_Task brief:_
Find all lines in the listing that include the word "create", then copy them.

_Given data:_
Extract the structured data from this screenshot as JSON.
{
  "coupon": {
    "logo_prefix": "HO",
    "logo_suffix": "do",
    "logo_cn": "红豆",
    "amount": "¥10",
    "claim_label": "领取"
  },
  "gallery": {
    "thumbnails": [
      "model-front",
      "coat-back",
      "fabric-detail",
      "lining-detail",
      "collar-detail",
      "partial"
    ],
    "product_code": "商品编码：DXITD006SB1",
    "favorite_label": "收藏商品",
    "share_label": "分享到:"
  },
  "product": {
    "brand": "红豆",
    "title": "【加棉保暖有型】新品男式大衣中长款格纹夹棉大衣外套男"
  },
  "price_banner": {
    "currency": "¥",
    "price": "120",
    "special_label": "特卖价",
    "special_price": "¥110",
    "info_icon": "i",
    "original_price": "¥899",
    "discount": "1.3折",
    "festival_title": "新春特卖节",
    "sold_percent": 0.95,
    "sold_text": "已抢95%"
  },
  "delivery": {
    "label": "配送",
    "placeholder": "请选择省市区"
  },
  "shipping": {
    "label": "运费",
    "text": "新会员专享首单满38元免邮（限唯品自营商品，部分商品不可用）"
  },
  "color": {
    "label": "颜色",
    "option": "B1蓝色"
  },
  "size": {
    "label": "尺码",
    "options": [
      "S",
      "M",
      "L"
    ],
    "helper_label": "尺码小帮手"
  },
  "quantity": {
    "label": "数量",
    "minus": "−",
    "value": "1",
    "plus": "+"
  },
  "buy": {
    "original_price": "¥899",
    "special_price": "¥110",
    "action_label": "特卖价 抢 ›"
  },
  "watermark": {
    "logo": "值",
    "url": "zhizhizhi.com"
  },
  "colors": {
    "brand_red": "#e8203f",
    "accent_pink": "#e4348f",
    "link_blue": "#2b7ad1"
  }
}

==

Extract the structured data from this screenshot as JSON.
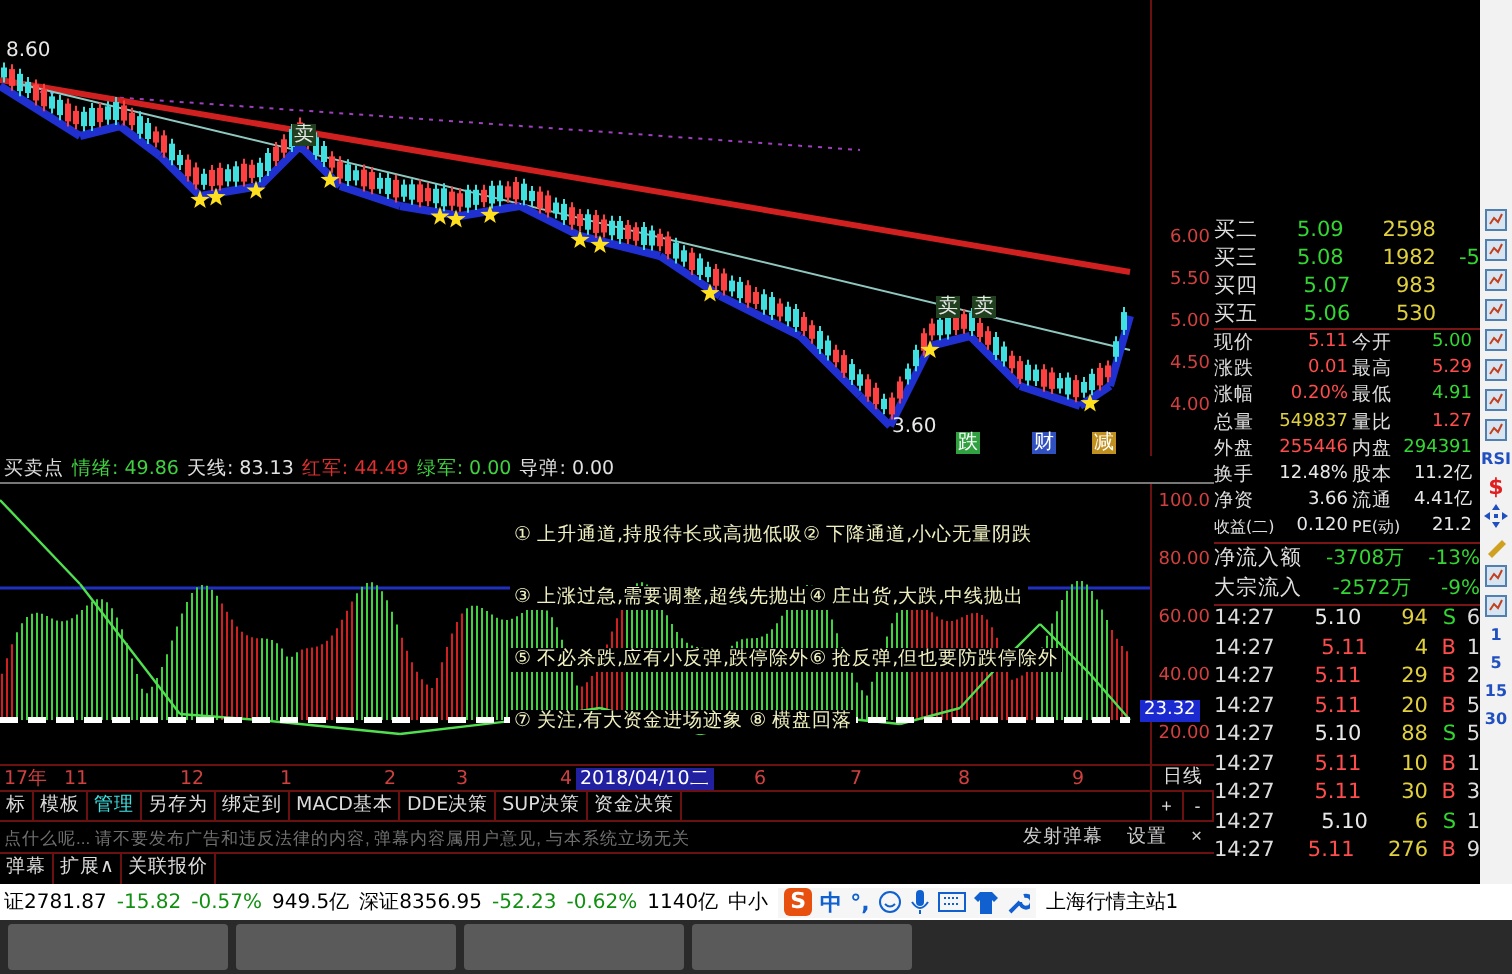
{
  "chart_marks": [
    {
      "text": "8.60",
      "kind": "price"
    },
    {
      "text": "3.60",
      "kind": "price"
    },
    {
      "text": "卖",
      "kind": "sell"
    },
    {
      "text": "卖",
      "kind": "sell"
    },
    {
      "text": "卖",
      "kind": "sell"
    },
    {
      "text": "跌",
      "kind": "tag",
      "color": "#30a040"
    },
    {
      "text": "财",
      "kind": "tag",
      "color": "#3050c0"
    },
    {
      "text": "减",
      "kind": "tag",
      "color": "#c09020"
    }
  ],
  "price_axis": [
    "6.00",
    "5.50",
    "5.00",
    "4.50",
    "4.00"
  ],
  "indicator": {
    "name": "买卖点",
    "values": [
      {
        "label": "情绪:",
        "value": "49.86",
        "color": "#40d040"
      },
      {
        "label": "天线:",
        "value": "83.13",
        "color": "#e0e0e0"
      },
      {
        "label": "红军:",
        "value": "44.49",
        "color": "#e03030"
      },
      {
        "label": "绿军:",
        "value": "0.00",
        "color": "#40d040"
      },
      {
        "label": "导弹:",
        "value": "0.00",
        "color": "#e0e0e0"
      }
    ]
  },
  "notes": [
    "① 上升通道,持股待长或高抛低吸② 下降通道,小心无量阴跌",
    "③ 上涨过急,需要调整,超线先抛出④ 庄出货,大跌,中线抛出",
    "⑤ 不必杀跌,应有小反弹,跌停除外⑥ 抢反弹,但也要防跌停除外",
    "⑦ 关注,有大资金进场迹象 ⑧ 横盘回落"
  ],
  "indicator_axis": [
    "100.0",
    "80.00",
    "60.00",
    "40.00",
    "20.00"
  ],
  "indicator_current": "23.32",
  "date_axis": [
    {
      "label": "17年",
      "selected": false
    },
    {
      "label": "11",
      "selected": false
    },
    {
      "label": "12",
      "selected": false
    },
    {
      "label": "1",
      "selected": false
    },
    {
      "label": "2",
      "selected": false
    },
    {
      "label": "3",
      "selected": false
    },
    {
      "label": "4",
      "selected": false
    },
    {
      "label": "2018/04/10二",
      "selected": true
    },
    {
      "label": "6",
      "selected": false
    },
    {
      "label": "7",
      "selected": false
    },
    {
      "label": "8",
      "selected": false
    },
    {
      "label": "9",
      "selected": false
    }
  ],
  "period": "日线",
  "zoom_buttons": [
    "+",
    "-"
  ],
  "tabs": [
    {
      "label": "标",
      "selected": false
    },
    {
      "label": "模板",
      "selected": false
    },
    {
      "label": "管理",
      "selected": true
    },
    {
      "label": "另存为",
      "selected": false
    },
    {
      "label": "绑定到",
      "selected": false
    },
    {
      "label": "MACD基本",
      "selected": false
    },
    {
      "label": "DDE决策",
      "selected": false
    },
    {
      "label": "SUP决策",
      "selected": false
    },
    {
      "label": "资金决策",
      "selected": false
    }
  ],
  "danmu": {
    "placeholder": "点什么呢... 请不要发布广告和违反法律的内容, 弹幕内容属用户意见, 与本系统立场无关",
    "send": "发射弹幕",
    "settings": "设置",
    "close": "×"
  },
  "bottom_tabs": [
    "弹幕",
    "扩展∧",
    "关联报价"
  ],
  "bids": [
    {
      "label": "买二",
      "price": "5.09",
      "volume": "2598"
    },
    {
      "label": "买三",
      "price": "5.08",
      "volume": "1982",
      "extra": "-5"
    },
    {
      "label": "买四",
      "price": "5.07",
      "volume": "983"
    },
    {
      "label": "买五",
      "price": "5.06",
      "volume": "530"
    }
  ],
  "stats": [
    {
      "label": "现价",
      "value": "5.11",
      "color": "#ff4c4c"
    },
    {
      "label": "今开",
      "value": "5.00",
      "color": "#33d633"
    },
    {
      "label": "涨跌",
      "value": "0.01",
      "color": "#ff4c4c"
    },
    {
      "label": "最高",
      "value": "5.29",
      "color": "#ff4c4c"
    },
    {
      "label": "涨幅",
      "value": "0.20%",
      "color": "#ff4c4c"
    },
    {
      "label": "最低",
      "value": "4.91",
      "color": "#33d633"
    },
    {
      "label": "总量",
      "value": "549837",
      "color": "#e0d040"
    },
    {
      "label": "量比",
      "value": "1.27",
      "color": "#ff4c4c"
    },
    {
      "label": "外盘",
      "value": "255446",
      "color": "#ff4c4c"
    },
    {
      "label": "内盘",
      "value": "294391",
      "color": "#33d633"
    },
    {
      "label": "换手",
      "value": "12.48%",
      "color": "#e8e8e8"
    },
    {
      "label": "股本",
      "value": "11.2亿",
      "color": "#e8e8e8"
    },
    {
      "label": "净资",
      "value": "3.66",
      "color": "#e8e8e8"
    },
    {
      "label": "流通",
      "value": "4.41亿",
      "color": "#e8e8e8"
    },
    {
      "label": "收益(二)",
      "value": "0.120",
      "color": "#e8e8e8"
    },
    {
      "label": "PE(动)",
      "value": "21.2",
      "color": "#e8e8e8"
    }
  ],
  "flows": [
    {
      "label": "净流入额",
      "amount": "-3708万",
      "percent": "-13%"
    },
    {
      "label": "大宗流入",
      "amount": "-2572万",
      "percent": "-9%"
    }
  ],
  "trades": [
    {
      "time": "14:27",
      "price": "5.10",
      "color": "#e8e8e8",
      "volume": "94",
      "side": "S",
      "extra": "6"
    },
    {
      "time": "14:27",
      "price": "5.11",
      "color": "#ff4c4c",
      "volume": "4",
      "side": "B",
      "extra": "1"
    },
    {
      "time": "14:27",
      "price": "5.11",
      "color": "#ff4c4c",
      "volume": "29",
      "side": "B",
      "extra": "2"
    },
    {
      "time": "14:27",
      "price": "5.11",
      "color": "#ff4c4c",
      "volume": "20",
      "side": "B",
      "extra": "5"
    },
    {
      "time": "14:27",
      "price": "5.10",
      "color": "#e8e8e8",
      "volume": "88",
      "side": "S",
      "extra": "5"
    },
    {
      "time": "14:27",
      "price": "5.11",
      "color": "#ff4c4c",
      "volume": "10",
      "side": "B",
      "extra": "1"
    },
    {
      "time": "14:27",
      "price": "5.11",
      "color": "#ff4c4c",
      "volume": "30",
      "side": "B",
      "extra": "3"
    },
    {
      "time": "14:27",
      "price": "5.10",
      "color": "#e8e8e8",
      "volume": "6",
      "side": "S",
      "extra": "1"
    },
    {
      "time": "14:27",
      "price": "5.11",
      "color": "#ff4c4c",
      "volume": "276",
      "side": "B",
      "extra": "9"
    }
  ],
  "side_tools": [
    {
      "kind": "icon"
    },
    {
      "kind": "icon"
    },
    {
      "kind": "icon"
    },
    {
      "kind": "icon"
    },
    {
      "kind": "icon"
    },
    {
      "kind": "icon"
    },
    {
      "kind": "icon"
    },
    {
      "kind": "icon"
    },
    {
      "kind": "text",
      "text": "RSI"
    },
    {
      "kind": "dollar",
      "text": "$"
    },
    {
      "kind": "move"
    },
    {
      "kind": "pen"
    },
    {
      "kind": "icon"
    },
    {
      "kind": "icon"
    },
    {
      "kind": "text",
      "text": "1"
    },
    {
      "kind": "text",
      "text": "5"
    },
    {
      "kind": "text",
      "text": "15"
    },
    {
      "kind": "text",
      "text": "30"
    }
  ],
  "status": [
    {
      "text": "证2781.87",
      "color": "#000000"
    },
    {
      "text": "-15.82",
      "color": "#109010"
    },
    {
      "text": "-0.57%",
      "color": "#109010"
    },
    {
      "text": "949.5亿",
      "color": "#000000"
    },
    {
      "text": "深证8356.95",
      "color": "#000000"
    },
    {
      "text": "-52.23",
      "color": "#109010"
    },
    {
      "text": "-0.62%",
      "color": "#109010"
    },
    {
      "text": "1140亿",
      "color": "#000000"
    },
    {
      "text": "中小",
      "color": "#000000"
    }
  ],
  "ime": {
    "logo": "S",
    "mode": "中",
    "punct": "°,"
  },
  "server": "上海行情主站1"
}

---

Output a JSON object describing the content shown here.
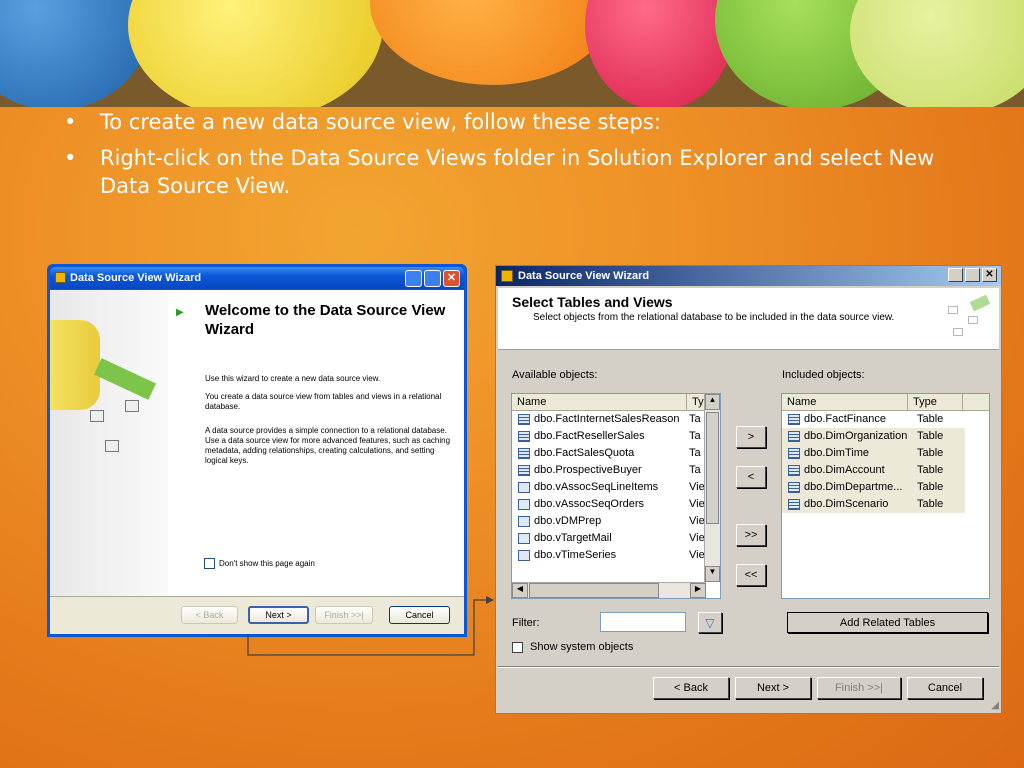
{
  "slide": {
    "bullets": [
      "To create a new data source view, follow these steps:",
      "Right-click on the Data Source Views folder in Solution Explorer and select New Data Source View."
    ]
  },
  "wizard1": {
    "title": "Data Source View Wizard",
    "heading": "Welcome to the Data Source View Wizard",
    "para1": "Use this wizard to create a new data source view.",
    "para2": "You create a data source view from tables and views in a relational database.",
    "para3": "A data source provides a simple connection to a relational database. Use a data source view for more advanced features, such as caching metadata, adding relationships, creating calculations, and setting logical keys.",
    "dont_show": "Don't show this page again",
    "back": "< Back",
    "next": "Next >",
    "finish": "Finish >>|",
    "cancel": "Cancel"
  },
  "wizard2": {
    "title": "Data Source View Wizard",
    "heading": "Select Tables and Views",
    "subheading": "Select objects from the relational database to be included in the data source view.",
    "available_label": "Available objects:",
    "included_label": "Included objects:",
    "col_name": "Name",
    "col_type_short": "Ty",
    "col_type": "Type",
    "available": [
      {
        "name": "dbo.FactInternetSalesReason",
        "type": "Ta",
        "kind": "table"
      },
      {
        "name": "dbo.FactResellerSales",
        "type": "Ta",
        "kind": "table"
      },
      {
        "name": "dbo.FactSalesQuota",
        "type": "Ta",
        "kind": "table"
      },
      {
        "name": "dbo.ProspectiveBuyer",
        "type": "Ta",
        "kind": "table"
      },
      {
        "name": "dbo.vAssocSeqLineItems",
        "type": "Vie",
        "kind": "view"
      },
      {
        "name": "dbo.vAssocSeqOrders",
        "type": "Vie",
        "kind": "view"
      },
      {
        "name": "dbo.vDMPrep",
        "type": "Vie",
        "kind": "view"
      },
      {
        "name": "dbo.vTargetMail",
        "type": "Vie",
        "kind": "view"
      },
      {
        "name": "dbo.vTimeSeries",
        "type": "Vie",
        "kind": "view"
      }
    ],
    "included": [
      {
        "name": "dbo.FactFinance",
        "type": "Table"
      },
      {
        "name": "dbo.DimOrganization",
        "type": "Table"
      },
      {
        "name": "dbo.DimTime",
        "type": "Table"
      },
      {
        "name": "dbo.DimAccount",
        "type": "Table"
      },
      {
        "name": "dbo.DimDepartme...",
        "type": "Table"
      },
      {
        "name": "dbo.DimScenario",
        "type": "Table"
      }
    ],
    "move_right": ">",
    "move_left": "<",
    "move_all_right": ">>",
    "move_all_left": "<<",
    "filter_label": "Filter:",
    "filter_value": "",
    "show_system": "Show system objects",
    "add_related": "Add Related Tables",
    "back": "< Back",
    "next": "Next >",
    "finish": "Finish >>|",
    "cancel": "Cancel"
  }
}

_Written answer:_
      "To create a new data source view, follow these steps:",
    "para1": "Use this wizard to create a new data source view.",
    "para2": "You create a data source view from tables and views in a relational database.",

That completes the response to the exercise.